TASK DETAILS:
Every line below should be set down exactly as it appears.
--- START ---
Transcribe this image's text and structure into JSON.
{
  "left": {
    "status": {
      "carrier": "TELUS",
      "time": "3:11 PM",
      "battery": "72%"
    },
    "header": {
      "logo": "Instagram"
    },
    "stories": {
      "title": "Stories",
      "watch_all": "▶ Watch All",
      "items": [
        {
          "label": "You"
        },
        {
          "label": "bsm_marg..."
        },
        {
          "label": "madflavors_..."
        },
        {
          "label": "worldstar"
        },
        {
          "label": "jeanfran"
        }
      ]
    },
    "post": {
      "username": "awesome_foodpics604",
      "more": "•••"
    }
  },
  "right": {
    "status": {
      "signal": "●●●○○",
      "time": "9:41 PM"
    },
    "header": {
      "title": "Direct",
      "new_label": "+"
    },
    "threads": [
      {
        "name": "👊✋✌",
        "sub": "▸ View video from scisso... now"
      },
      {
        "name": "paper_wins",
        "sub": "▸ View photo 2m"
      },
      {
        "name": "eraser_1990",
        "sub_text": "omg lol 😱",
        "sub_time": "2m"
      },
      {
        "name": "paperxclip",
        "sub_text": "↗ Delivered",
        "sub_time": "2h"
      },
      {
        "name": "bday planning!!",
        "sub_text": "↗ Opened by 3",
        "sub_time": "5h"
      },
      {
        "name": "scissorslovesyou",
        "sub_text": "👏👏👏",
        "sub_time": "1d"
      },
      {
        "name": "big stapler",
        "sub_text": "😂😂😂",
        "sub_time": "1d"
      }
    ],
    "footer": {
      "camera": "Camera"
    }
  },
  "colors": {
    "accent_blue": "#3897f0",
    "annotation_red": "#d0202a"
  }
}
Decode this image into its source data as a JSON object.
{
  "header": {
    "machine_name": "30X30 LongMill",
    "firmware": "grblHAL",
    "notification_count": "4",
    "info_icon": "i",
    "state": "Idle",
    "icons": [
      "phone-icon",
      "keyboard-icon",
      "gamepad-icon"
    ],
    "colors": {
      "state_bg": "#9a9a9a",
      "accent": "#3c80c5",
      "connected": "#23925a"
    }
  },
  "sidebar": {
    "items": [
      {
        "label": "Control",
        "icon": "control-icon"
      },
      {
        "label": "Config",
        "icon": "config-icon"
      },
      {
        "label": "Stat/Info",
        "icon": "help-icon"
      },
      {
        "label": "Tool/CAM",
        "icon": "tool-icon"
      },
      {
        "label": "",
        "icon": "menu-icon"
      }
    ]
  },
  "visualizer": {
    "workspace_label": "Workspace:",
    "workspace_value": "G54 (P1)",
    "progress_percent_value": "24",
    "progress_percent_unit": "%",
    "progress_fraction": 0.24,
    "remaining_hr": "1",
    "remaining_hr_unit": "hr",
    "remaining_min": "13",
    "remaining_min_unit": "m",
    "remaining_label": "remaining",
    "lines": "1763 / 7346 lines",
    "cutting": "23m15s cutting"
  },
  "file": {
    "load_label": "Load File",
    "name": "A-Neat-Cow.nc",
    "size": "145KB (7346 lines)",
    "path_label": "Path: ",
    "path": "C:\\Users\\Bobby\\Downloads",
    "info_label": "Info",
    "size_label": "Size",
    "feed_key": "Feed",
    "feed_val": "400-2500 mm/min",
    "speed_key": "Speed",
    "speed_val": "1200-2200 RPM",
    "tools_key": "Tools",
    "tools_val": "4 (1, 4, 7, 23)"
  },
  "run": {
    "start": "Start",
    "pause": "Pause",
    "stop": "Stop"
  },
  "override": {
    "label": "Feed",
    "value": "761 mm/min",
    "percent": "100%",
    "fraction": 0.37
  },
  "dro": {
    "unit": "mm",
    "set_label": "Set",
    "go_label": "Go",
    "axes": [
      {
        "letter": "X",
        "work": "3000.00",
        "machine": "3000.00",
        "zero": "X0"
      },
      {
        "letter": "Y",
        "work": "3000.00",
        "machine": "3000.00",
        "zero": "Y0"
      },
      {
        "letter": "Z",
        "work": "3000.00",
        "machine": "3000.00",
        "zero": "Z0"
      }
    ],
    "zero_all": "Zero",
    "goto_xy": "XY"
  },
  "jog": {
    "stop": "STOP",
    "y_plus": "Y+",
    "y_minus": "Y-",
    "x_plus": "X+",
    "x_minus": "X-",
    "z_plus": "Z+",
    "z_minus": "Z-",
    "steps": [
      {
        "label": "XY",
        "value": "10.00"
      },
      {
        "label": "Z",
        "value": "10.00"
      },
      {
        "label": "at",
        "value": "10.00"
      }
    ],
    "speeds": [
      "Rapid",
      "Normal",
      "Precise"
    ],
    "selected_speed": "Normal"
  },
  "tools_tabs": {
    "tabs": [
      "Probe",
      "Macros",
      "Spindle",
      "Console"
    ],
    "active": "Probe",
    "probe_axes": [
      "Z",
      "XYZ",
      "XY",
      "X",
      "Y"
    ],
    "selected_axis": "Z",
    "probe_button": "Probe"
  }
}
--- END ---
RESULT BELOW:
Transcribe this image's text and structure into JSON.
{
  "left": {
    "status": {
      "carrier": "TELUS",
      "time": "3:11 PM",
      "battery": "72%"
    },
    "header": {
      "logo": "Instagram"
    },
    "stories": {
      "title": "Stories",
      "watch_all": "▶ Watch All",
      "items": [
        {
          "label": "You"
        },
        {
          "label": "bsm_marg..."
        },
        {
          "label": "madflavors_..."
        },
        {
          "label": "worldstar"
        },
        {
          "label": "jeanfran"
        }
      ]
    },
    "post": {
      "username": "awesome_foodpics604",
      "more": "•••"
    }
  },
  "right": {
    "status": {
      "signal": "●●●○○",
      "time": "9:41 PM"
    },
    "header": {
      "title": "Direct",
      "new_label": "+"
    },
    "threads": [
      {
        "name": "👊✋✌",
        "sub": "▸ View video from scisso... now"
      },
      {
        "name": "paper_wins",
        "sub": "▸ View photo 2m"
      },
      {
        "name": "eraser_1990",
        "sub_text": "omg lol 😱",
        "sub_time": "2m"
      },
      {
        "name": "paperxclip",
        "sub_text": "↗ Delivered",
        "sub_time": "2h"
      },
      {
        "name": "bday planning!!",
        "sub_text": "↗ Opened by 3",
        "sub_time": "5h"
      },
      {
        "name": "scissorslovesyou",
        "sub_text": "👏👏👏",
        "sub_time": "1d"
      },
      {
        "name": "big stapler",
        "sub_text": "😂😂😂",
        "sub_time": "1d"
      }
    ],
    "footer": {
      "camera": "Camera"
    }
  },
  "colors": {
    "accent_blue": "#3897f0",
    "annotation_red": "#d0202a"
  }
}
Decode this image into its source data as a JSON object.
{
  "header": {
    "machine_name": "30X30 LongMill",
    "firmware": "grblHAL",
    "notification_count": "4",
    "info_icon": "i",
    "state": "Idle",
    "icons": [
      "phone-icon",
      "keyboard-icon",
      "gamepad-icon"
    ],
    "colors": {
      "state_bg": "#9a9a9a",
      "accent": "#3c80c5",
      "connected": "#23925a"
    }
  },
  "sidebar": {
    "items": [
      {
        "label": "Control",
        "icon": "control-icon"
      },
      {
        "label": "Config",
        "icon": "config-icon"
      },
      {
        "label": "Stat/Info",
        "icon": "help-icon"
      },
      {
        "label": "Tool/CAM",
        "icon": "tool-icon"
      },
      {
        "label": "",
        "icon": "menu-icon"
      }
    ]
  },
  "visualizer": {
    "workspace_label": "Workspace:",
    "workspace_value": "G54 (P1)",
    "progress_percent_value": "24",
    "progress_percent_unit": "%",
    "progress_fraction": 0.24,
    "remaining_hr": "1",
    "remaining_hr_unit": "hr",
    "remaining_min": "13",
    "remaining_min_unit": "m",
    "remaining_label": "remaining",
    "lines": "1763 / 7346 lines",
    "cutting": "23m15s cutting"
  },
  "file": {
    "load_label": "Load File",
    "name": "A-Neat-Cow.nc",
    "size": "145KB (7346 lines)",
    "path_label": "Path: ",
    "path": "C:\\Users\\Bobby\\Downloads",
    "info_label": "Info",
    "size_label": "Size",
    "feed_key": "Feed",
    "feed_val": "400-2500 mm/min",
    "speed_key": "Speed",
    "speed_val": "1200-2200 RPM",
    "tools_key": "Tools",
    "tools_val": "4 (1, 4, 7, 23)"
  },
  "run": {
    "start": "Start",
    "pause": "Pause",
    "stop": "Stop"
  },
  "override": {
    "label": "Feed",
    "value": "761 mm/min",
    "percent": "100%",
    "fraction": 0.37
  },
  "dro": {
    "unit": "mm",
    "set_label": "Set",
    "go_label": "Go",
    "axes": [
      {
        "letter": "X",
        "work": "3000.00",
        "machine": "3000.00",
        "zero": "X0"
      },
      {
        "letter": "Y",
        "work": "3000.00",
        "machine": "3000.00",
        "zero": "Y0"
      },
      {
        "letter": "Z",
        "work": "3000.00",
        "machine": "3000.00",
        "zero": "Z0"
      }
    ],
    "zero_all": "Zero",
    "goto_xy": "XY"
  },
  "jog": {
    "stop": "STOP",
    "y_plus": "Y+",
    "y_minus": "Y-",
    "x_plus": "X+",
    "x_minus": "X-",
    "z_plus": "Z+",
    "z_minus": "Z-",
    "steps": [
      {
        "label": "XY",
        "value": "10.00"
      },
      {
        "label": "Z",
        "value": "10.00"
      },
      {
        "label": "at",
        "value": "10.00"
      }
    ],
    "speeds": [
      "Rapid",
      "Normal",
      "Precise"
    ],
    "selected_speed": "Normal"
  },
  "tools_tabs": {
    "tabs": [
      "Probe",
      "Macros",
      "Spindle",
      "Console"
    ],
    "active": "Probe",
    "probe_axes": [
      "Z",
      "XYZ",
      "XY",
      "X",
      "Y"
    ],
    "selected_axis": "Z",
    "probe_button": "Probe"
  }
}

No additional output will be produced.